As I said, all in all it went REALLY well! It ended with my husband making his special liquour laced coffee and everyone sitting around the table chatting into the night… Success!!
I’ve never been a big fan of Valentines day, so in an effort to redirect attention from the obligatory one on one valentine restaurant date, I will throw a dinner party for some close friends this weekend. I’ll walk you through my preparations over the next few days and how things turn out on Saturday!
Starting out - decide the theme
You don’t always have to have a strict theme to a dinner party, but in order for me to stay on topic (my mind quickly wanders), I need to narrow my focus so that the end result is cohesive experience for my guest. I want the feeling of the party to be romantic and serene, but casual as well, so I decided on a rustic french country theme.
Menu – I think it goes without saying, but this isn’t the time to experiment. Make something that you’re comfortable preparing – the ease at which the meal progresses will be clear to your guests. If you really want to make something new, make it earlier in the week for dinner so you will get practice and see if you even like it enough to serve to others!

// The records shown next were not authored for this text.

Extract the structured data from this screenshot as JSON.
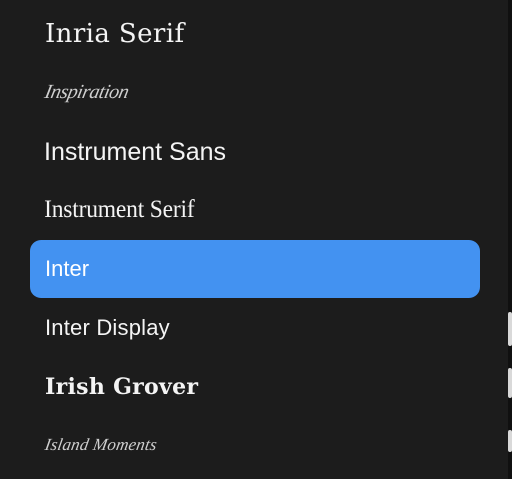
{
  "font_list": {
    "items": [
      {
        "label": "Inria Serif",
        "selected": false
      },
      {
        "label": "Inspiration",
        "selected": false
      },
      {
        "label": "Instrument Sans",
        "selected": false
      },
      {
        "label": "Instrument Serif",
        "selected": false
      },
      {
        "label": "Inter",
        "selected": true
      },
      {
        "label": "Inter Display",
        "selected": false
      },
      {
        "label": "Irish Grover",
        "selected": false
      },
      {
        "label": "Island Moments",
        "selected": false
      }
    ],
    "selected_label": "Inter",
    "colors": {
      "background": "#1c1c1c",
      "text": "#f4f4f4",
      "selected_background": "#4392f1",
      "selected_text": "#ffffff"
    }
  }
}
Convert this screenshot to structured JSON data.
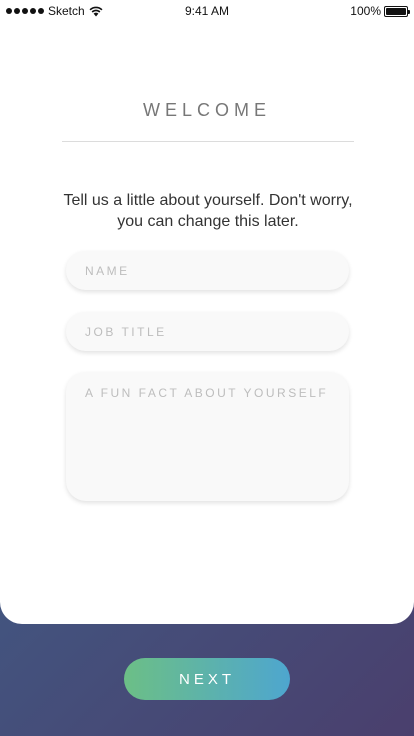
{
  "status_bar": {
    "carrier": "Sketch",
    "time": "9:41 AM",
    "battery": "100%"
  },
  "screen": {
    "title": "WELCOME",
    "subtitle": "Tell us a little about yourself. Don't worry, you can change this later."
  },
  "form": {
    "name_placeholder": "NAME",
    "job_title_placeholder": "JOB TITLE",
    "fun_fact_placeholder": "A FUN FACT ABOUT YOURSELF"
  },
  "actions": {
    "next_label": "NEXT"
  },
  "colors": {
    "background_gradient": [
      "#3a6c93",
      "#4a3f6d"
    ],
    "button_gradient": [
      "#6cbf86",
      "#4ea6cf"
    ]
  }
}
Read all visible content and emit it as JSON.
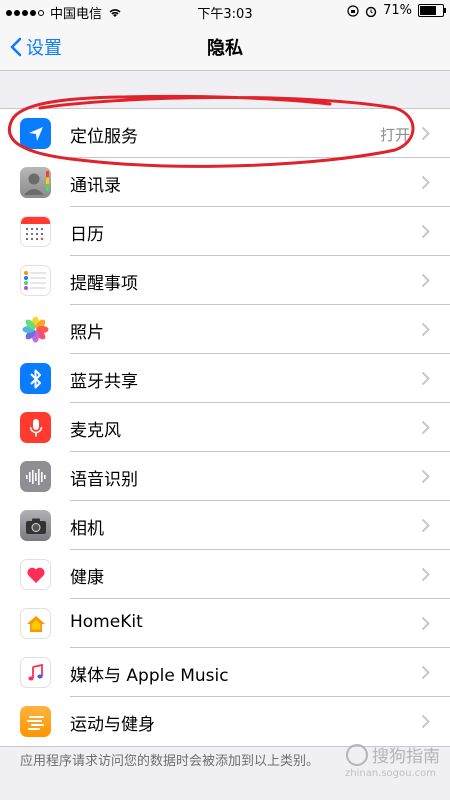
{
  "status": {
    "carrier": "中国电信",
    "time": "下午3:03",
    "battery": "71%"
  },
  "nav": {
    "back_label": "设置",
    "title": "隐私"
  },
  "rows": [
    {
      "label": "定位服务",
      "value": "打开",
      "icon": "location-arrow-icon",
      "color": "#0a7cff"
    },
    {
      "label": "通讯录",
      "value": "",
      "icon": "contacts-icon",
      "color": "#9a9a9a"
    },
    {
      "label": "日历",
      "value": "",
      "icon": "calendar-icon",
      "color": "#ffffff"
    },
    {
      "label": "提醒事项",
      "value": "",
      "icon": "reminders-icon",
      "color": "#ffffff"
    },
    {
      "label": "照片",
      "value": "",
      "icon": "photos-icon",
      "color": "#ffffff"
    },
    {
      "label": "蓝牙共享",
      "value": "",
      "icon": "bluetooth-icon",
      "color": "#0a7cff"
    },
    {
      "label": "麦克风",
      "value": "",
      "icon": "microphone-icon",
      "color": "#ff3b30"
    },
    {
      "label": "语音识别",
      "value": "",
      "icon": "speech-recognition-icon",
      "color": "#8e8e93"
    },
    {
      "label": "相机",
      "value": "",
      "icon": "camera-icon",
      "color": "#8e8e93"
    },
    {
      "label": "健康",
      "value": "",
      "icon": "health-heart-icon",
      "color": "#ffffff"
    },
    {
      "label": "HomeKit",
      "value": "",
      "icon": "homekit-icon",
      "color": "#ffffff"
    },
    {
      "label": "媒体与 Apple Music",
      "value": "",
      "icon": "music-note-icon",
      "color": "#ffffff"
    },
    {
      "label": "运动与健身",
      "value": "",
      "icon": "motion-fitness-icon",
      "color": "#ff9500"
    }
  ],
  "footer": "应用程序请求访问您的数据时会被添加到以上类别。",
  "watermark": {
    "text": "搜狗指南",
    "url": "zhinan.sogou.com"
  }
}
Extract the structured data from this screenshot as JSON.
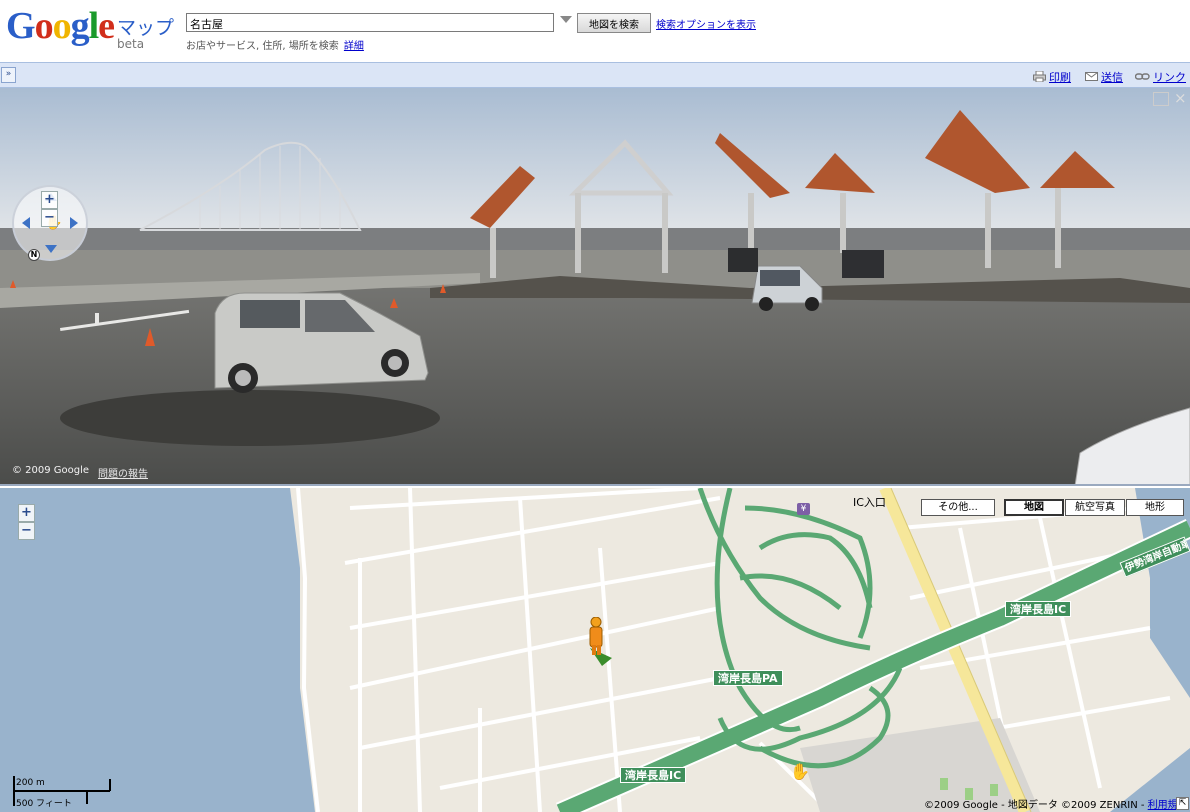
{
  "header": {
    "logo": [
      "G",
      "o",
      "o",
      "g",
      "l",
      "e"
    ],
    "maps_word": "マップ",
    "beta": "beta",
    "search_value": "名古屋",
    "search_button": "地図を検索",
    "options_link": "検索オプションを表示",
    "hint": "お店やサービス, 住所, 場所を検索",
    "hint_link": "詳細"
  },
  "toolbar": {
    "collapse": "»",
    "print": "印刷",
    "send": "送信",
    "link": "リンク"
  },
  "streetview": {
    "copyright": "© 2009 Google",
    "report": "問題の報告",
    "compass": "N",
    "close": "×"
  },
  "map": {
    "types": [
      "その他...",
      "地図",
      "航空写真",
      "地形"
    ],
    "selected_type": "地図",
    "road_labels": {
      "ic_top": "湾岸長島IC",
      "pa": "湾岸長島PA",
      "ic_bottom": "湾岸長島IC",
      "expressway": "伊勢湾岸自動車"
    },
    "ic_entrance": "IC入口",
    "yen": "¥",
    "scale_metric": "200 m",
    "scale_imperial": "500 フィート",
    "copyright": "©2009 Google - 地図データ ©2009 ZENRIN - ",
    "terms": "利用規約"
  },
  "colors": {
    "expressway": "#5aa873",
    "water": "#99b3cc",
    "land": "#ede9e0",
    "local_road": "#ffffff",
    "arterial": "#f6e79a",
    "toolbar": "#dbe5f6"
  }
}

Also, I like to choose a variety of dishes based on how they are cooked and served. I wouldn’t want to pick 5 things that all have to be baked, all for 30 minutes, because I don’t have 5 ovens… and I don’t think you do either. Choose a mixture of things that are served hot and cold and things that are prepared ahead of time.
On my menu:
Pomegranate Champagne – to be prepared on the spot.
Stella Artois (Belgian not french, but hey…)
Assorted cheeses (Jarlsberg, Gouda, Roquefort w/ honey), olives, sliced bread – all room temp items which do not need preparation.
Simple Salad with cabbage, fennel, baby greens, and croutons dressed with olive oil – to be prepared ahead of time.
Cornish Hens with garlic and lemon – oven roasted meats can be made before guests arrive, then covered and kept in a warm oven until serving.
Braised white beans with cherry tomatoes – can be cooked along with the cornish hens
Individual chocolate souffles – to be prepared ahead of time and popped in the oven mid-way through dinner.
Accessories to further drive the theme:
I’ll make a table runner of burlap
Napkins will be flour sack type dish towels tied with cooking twine
Since I think any ‘rustic’ themed dinner should revolve around the food, the food will be my primary centerpiece, set at various elevations by using upside down crates – you can purchase some from esty.
As another small touch, I plan on making tealight place card holders out of artichokes!
I usually find something I like on the cable music channels. This ensures that I won’t spend my evening worrying about changing the CD or listening to the same playlist over and over. And here is one area where I’ll break free from my theme. I only play jazz at dinner parties. Some may think that is cliche and unoriginal, but in my mind it is classic. It can go on all night, not get repetitive. Jazz is perfect for a dinner party because it is mellow enough to be talked over, but beautiful enough to be center stage if there is a break in coversation- not like there will be!
How do you feel about the preparations so far? Have you ever hosted a dinner party? How did it go?
Hi, I'm Erin!
House of Earnest is the place for Home Decor, Hand Made Projects and Party Style made easy. My style is simple, natural, rustic and slightly modern. Take a look around, leave a comment and have fun! That's the whole point, right?